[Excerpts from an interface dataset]
--
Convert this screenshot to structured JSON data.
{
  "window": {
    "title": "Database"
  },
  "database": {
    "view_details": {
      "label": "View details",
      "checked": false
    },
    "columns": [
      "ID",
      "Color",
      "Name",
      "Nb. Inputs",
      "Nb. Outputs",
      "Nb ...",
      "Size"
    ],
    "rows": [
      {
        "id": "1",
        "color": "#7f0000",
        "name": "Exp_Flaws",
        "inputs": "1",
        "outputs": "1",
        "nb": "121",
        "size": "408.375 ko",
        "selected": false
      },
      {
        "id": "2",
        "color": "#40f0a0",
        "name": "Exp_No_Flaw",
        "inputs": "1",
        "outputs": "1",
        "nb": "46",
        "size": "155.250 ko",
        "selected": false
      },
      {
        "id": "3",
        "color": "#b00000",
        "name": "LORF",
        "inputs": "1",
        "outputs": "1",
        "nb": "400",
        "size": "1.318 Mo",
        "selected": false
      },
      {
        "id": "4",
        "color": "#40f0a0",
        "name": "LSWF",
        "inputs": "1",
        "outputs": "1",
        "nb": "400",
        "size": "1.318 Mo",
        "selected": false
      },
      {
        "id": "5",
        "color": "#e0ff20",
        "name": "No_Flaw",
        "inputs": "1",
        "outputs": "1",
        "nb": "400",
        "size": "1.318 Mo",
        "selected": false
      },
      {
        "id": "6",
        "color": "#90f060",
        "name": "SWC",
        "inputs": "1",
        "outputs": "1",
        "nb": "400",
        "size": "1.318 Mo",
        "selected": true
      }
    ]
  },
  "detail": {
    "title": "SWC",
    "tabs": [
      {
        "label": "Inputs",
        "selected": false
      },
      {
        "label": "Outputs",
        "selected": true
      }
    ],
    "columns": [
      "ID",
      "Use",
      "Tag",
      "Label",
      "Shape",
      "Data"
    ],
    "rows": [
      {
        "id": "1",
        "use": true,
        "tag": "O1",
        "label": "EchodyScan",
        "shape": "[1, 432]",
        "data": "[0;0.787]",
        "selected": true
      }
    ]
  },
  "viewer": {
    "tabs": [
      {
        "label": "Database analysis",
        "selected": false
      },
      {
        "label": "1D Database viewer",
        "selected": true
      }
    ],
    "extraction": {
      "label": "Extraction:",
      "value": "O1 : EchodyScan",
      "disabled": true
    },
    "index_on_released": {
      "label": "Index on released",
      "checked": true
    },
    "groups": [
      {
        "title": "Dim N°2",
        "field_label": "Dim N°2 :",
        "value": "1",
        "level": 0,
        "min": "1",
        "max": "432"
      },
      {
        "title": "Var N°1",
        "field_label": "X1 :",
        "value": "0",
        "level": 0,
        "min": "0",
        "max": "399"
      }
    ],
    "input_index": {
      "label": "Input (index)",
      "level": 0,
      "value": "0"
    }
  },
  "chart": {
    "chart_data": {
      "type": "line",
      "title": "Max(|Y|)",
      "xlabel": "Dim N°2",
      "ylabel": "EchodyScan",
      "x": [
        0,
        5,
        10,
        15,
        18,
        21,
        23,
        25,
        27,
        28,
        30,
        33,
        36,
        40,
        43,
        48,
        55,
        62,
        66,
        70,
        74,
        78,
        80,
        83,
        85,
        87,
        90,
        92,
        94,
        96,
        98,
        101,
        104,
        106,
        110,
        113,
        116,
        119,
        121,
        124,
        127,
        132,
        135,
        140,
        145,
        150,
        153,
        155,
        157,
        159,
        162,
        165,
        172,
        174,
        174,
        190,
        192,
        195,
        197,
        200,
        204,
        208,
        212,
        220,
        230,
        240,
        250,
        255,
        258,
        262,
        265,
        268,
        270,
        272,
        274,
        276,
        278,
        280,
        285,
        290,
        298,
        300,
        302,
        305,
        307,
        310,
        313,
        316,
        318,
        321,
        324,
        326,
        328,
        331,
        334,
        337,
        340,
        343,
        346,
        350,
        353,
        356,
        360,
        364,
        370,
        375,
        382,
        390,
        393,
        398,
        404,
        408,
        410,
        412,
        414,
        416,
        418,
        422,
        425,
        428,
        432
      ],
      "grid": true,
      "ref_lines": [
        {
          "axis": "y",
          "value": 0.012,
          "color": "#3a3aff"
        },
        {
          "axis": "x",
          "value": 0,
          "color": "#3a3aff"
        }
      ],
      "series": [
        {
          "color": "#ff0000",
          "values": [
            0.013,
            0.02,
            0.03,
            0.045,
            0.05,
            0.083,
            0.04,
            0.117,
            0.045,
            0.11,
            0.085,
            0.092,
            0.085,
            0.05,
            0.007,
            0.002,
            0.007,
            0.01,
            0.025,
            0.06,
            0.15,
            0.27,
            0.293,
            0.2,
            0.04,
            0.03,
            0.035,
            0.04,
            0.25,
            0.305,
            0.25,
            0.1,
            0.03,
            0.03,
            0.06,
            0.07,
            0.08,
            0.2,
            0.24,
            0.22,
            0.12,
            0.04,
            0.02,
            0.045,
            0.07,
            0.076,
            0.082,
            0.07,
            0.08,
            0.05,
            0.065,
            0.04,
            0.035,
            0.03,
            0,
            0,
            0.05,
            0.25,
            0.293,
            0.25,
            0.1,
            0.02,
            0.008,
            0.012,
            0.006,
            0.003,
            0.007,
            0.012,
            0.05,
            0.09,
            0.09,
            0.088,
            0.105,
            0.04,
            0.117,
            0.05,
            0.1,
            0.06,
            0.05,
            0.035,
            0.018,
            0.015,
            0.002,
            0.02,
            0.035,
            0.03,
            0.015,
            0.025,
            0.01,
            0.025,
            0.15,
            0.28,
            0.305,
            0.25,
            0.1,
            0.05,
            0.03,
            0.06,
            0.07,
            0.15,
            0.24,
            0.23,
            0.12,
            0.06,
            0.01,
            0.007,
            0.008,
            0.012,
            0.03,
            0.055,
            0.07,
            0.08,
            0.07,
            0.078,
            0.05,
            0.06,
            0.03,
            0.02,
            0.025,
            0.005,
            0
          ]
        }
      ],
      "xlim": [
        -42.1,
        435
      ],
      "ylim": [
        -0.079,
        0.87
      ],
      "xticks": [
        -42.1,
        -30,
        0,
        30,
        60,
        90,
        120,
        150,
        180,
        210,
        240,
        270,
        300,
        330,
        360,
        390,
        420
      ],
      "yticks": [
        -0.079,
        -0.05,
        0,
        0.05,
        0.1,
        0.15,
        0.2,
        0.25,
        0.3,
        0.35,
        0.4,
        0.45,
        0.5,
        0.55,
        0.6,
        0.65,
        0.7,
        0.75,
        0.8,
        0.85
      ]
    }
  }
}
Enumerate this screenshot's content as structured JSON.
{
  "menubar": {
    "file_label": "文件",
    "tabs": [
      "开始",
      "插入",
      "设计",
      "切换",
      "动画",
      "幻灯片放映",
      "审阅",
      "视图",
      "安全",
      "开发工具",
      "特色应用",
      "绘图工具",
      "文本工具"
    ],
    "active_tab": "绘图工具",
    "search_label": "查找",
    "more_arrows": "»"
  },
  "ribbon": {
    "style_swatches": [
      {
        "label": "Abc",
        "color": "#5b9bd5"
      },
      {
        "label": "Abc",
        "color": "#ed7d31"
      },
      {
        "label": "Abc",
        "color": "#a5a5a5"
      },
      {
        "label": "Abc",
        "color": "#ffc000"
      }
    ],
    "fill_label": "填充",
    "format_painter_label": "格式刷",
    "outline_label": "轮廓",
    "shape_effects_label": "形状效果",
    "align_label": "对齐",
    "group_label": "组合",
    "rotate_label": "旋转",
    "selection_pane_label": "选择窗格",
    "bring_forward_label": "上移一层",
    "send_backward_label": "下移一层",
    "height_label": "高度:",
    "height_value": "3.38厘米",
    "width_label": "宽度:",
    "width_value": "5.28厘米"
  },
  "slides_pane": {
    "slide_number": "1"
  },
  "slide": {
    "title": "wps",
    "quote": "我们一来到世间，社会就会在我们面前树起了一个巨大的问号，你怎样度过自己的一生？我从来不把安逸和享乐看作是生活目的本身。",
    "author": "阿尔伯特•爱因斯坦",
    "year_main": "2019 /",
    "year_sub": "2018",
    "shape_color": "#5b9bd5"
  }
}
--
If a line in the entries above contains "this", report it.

**Answer box**
Convert this screenshot to structured JSON data.
Enumerate this screenshot's content as structured JSON.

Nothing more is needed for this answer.